Activity -
When a line below holds the string "number", show that line.

Records to process -
◇ ◇ ◇
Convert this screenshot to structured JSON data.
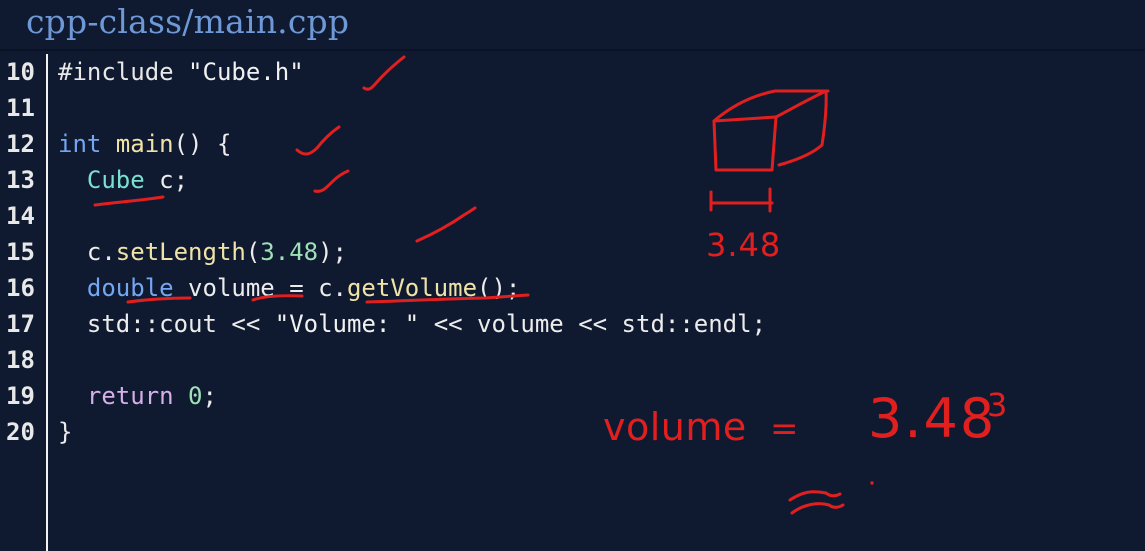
{
  "window": {
    "title": "cpp-class/main.cpp"
  },
  "editor": {
    "lines": [
      {
        "number": "10",
        "tokens": [
          {
            "text": "#include ",
            "kind": "kw"
          },
          {
            "text": "\"Cube.h\"",
            "kind": "str"
          }
        ]
      },
      {
        "number": "11",
        "tokens": []
      },
      {
        "number": "12",
        "tokens": [
          {
            "text": "int ",
            "kind": "type"
          },
          {
            "text": "main",
            "kind": "fn"
          },
          {
            "text": "() {",
            "kind": "plain"
          }
        ]
      },
      {
        "number": "13",
        "tokens": [
          {
            "text": "  Cube",
            "kind": "class"
          },
          {
            "text": " c;",
            "kind": "plain"
          }
        ]
      },
      {
        "number": "14",
        "tokens": []
      },
      {
        "number": "15",
        "tokens": [
          {
            "text": "  c.",
            "kind": "plain"
          },
          {
            "text": "setLength",
            "kind": "fn"
          },
          {
            "text": "(",
            "kind": "plain"
          },
          {
            "text": "3.48",
            "kind": "num"
          },
          {
            "text": ");",
            "kind": "plain"
          }
        ]
      },
      {
        "number": "16",
        "tokens": [
          {
            "text": "  double",
            "kind": "type"
          },
          {
            "text": " volume = c.",
            "kind": "plain"
          },
          {
            "text": "getVolume",
            "kind": "fn"
          },
          {
            "text": "();",
            "kind": "plain"
          }
        ]
      },
      {
        "number": "17",
        "tokens": [
          {
            "text": "  std::cout << ",
            "kind": "plain"
          },
          {
            "text": "\"Volume: \"",
            "kind": "str"
          },
          {
            "text": " << volume << std::endl;",
            "kind": "plain"
          }
        ]
      },
      {
        "number": "18",
        "tokens": []
      },
      {
        "number": "19",
        "tokens": [
          {
            "text": "  return",
            "kind": "ret"
          },
          {
            "text": " ",
            "kind": "plain"
          },
          {
            "text": "0",
            "kind": "num"
          },
          {
            "text": ";",
            "kind": "plain"
          }
        ]
      },
      {
        "number": "20",
        "tokens": [
          {
            "text": "}",
            "kind": "plain"
          }
        ]
      }
    ]
  },
  "annotations": {
    "ink_color": "#e11f1f",
    "cube_side_label": "3.48",
    "volume_label": "volume =",
    "volume_expression": "3.48",
    "exponent": "3",
    "approx_symbol": "≈"
  },
  "colors": {
    "background": "#0f1a31",
    "title": "#6e98d6",
    "type_keyword": "#74a7f2",
    "function": "#f0e3a8",
    "number": "#9fe0b7",
    "return_keyword": "#d6aee8",
    "class_name": "#7ce0d1"
  }
}
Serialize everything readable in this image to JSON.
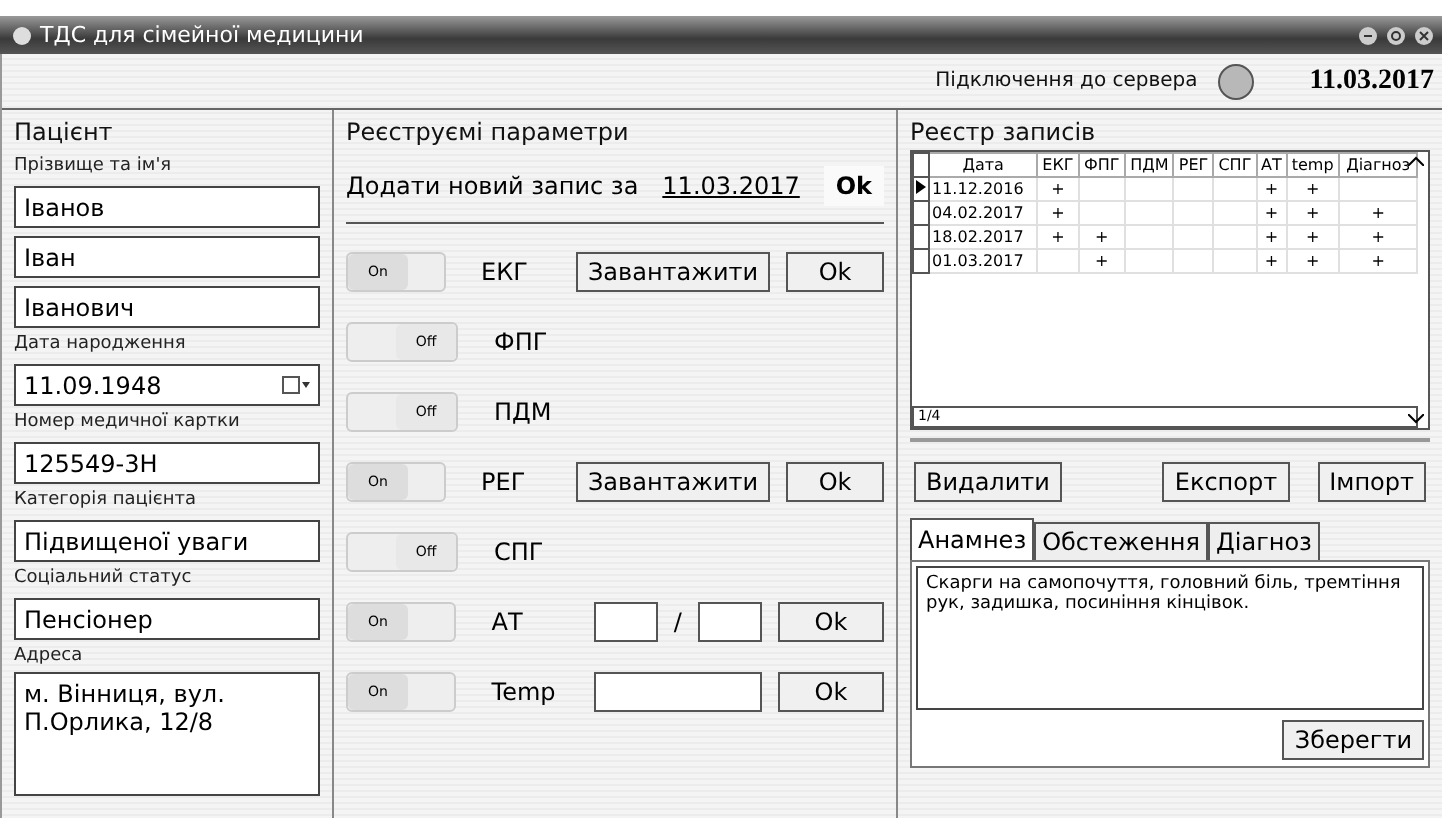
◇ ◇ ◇
Solution -
        "number": "10",
        "number": "11",
        "number": "12",
        "number": "13",
        "number": "14",
        "number": "15",
        "number": "16",
        "number": "17",
        "number": "18",
        "number": "19",
        "number": "20",
    "number": "#9fe0b7",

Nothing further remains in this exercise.